Many loyal shoppers turned to rival chain Tesco – it also experienced issues with online orders, with a small proportion being cancelled.

By the way, you don’t have to be an “expert” to see the inherent dangers of over-reliance on technology;  you just have to be aware of the old maxim that to err is human, but to really fuck things up you need a computer.  And we’ve all been there.

Nor am I a conspiracy theorist, but at the same time the odds of a “technology meltdown” occurring in the UK’s two largest supermarket chains at the same time are, wouldn’t you say, rather alarming.

In another context, if the flight guidance systems malfunctioned simultaneously in both United Airlines and Air France — two unrelated corporations — there’d be all sorts of alarm and governmental enquiry commissions, not to mention screaming panic in the headlines.
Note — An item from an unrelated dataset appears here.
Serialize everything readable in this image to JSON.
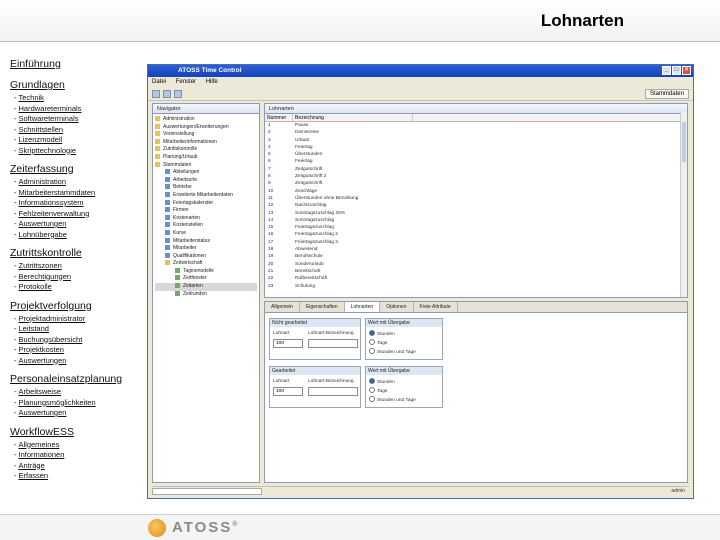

Nor would the scenario of malignant agency be simply dismissed as paranoia — but here we are, where people can’t buy food for their families because of a “meltdown”.
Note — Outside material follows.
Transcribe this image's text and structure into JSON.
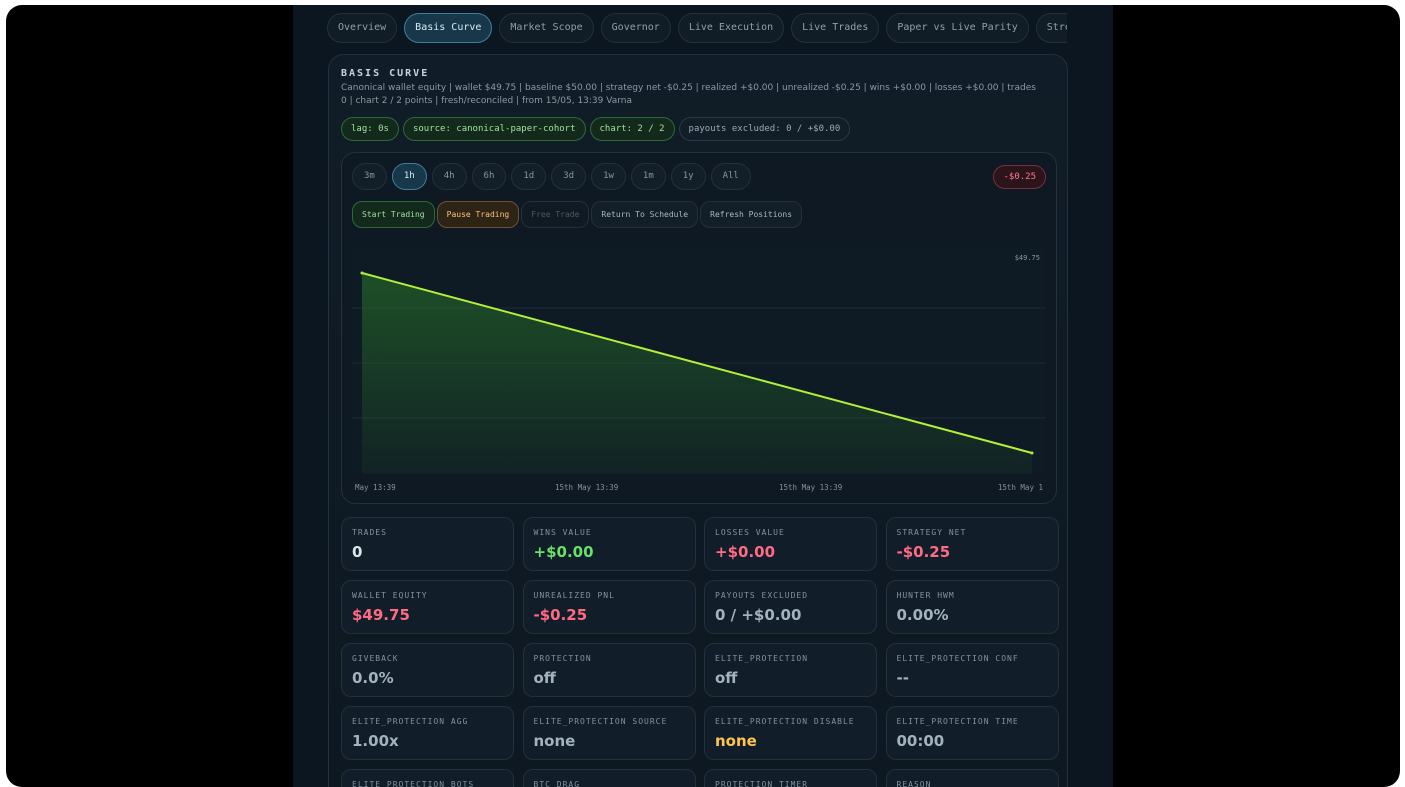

You’d think that we’d have learned this little lesson during the previous lockdown, where all sorts of nonsense happened because “everyday life” was dislocated.

But we haven’t.

Just wait till Ford and Mercedes together experience “system failure” in their driverless car fleets…

Technology can be our friend, and often is.  But over-reliance on technology means it often isn’t.  Remember, the acronym MTBF (mean time between failures) is often used for reassurance, but it also presupposes the existence of failure.

Like what happened at Sainsbury and Tesco — simultaneously.

Update:  And now Greggs, too.

See No Evil

In commenting on Florida’s proposed ban on social media for under-16s, Robert Shibley says this:

It would be wise for the big platforms to make it much easier for parents to regulate this stuff, because that’s far preferable to the law stepping in.

That’s a laudable suggestion, but unfortunately it doesn’t take into account the fact that getting kids hooked on their programs is the actual goal of the “big platforms”, simply to get eyeballs for their advertisers.  That any harm might occur to the owners of those eyeballs is to be ignored because First Amendment, dude.

I myself think that lowering the age of consent to 12 and the drinking age to 13 would probably do less harm to kids than does exposure to FaecesBook and the like.  What the hell:  if we’re going to trust kids not to do stuff that might harm them, let’s go all the way. [/Big Platforms]